(Dataset rows for apps and sites)
:::::

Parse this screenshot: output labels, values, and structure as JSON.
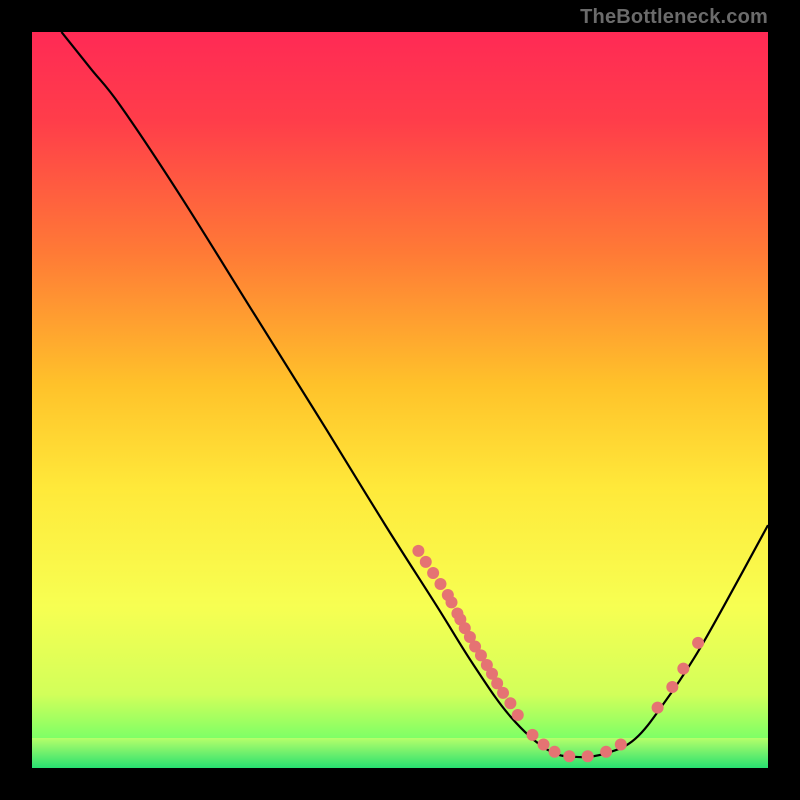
{
  "watermark": "TheBottleneck.com",
  "colors": {
    "dot": "#e57373",
    "curve": "#000000",
    "green_band_top": "#b6ff6a",
    "green_band_bottom": "#28e070"
  },
  "chart_data": {
    "type": "line",
    "title": "",
    "xlabel": "",
    "ylabel": "",
    "xlim": [
      0,
      100
    ],
    "ylim": [
      0,
      100
    ],
    "gradient_stops": [
      {
        "offset": 0.0,
        "color": "#ff2a55"
      },
      {
        "offset": 0.12,
        "color": "#ff3d4a"
      },
      {
        "offset": 0.3,
        "color": "#ff7a36"
      },
      {
        "offset": 0.48,
        "color": "#ffc22a"
      },
      {
        "offset": 0.62,
        "color": "#ffe93a"
      },
      {
        "offset": 0.78,
        "color": "#f7ff52"
      },
      {
        "offset": 0.9,
        "color": "#d2ff5a"
      },
      {
        "offset": 0.96,
        "color": "#7dff66"
      },
      {
        "offset": 1.0,
        "color": "#23d86c"
      }
    ],
    "curve_points": [
      {
        "x": 4,
        "y": 100
      },
      {
        "x": 8,
        "y": 95
      },
      {
        "x": 12,
        "y": 90
      },
      {
        "x": 20,
        "y": 78
      },
      {
        "x": 30,
        "y": 62
      },
      {
        "x": 40,
        "y": 46
      },
      {
        "x": 48,
        "y": 33
      },
      {
        "x": 55,
        "y": 22
      },
      {
        "x": 60,
        "y": 14
      },
      {
        "x": 65,
        "y": 7
      },
      {
        "x": 70,
        "y": 2.5
      },
      {
        "x": 74,
        "y": 1.5
      },
      {
        "x": 78,
        "y": 2
      },
      {
        "x": 82,
        "y": 4
      },
      {
        "x": 86,
        "y": 9
      },
      {
        "x": 90,
        "y": 15
      },
      {
        "x": 94,
        "y": 22
      },
      {
        "x": 100,
        "y": 33
      }
    ],
    "scatter_points": [
      {
        "x": 52.5,
        "y": 29.5
      },
      {
        "x": 53.5,
        "y": 28.0
      },
      {
        "x": 54.5,
        "y": 26.5
      },
      {
        "x": 55.5,
        "y": 25.0
      },
      {
        "x": 56.5,
        "y": 23.5
      },
      {
        "x": 57.0,
        "y": 22.5
      },
      {
        "x": 57.8,
        "y": 21.0
      },
      {
        "x": 58.2,
        "y": 20.2
      },
      {
        "x": 58.8,
        "y": 19.0
      },
      {
        "x": 59.5,
        "y": 17.8
      },
      {
        "x": 60.2,
        "y": 16.5
      },
      {
        "x": 61.0,
        "y": 15.3
      },
      {
        "x": 61.8,
        "y": 14.0
      },
      {
        "x": 62.5,
        "y": 12.8
      },
      {
        "x": 63.2,
        "y": 11.5
      },
      {
        "x": 64.0,
        "y": 10.2
      },
      {
        "x": 65.0,
        "y": 8.8
      },
      {
        "x": 66.0,
        "y": 7.2
      },
      {
        "x": 68.0,
        "y": 4.5
      },
      {
        "x": 69.5,
        "y": 3.2
      },
      {
        "x": 71.0,
        "y": 2.2
      },
      {
        "x": 73.0,
        "y": 1.6
      },
      {
        "x": 75.5,
        "y": 1.6
      },
      {
        "x": 78.0,
        "y": 2.2
      },
      {
        "x": 80.0,
        "y": 3.2
      },
      {
        "x": 85.0,
        "y": 8.2
      },
      {
        "x": 87.0,
        "y": 11.0
      },
      {
        "x": 88.5,
        "y": 13.5
      },
      {
        "x": 90.5,
        "y": 17.0
      }
    ]
  }
}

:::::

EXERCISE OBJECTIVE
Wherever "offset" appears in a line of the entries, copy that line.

RESULT OF THIS EXERCISE
        "offset": 0.0,
        "offset": 0.12,
        "offset": 0.3,
        "offset": 0.48,
        "offset": 0.62,
        "offset": 0.78,
        "offset": 0.9,
        "offset": 0.96,
        "offset": 1.0,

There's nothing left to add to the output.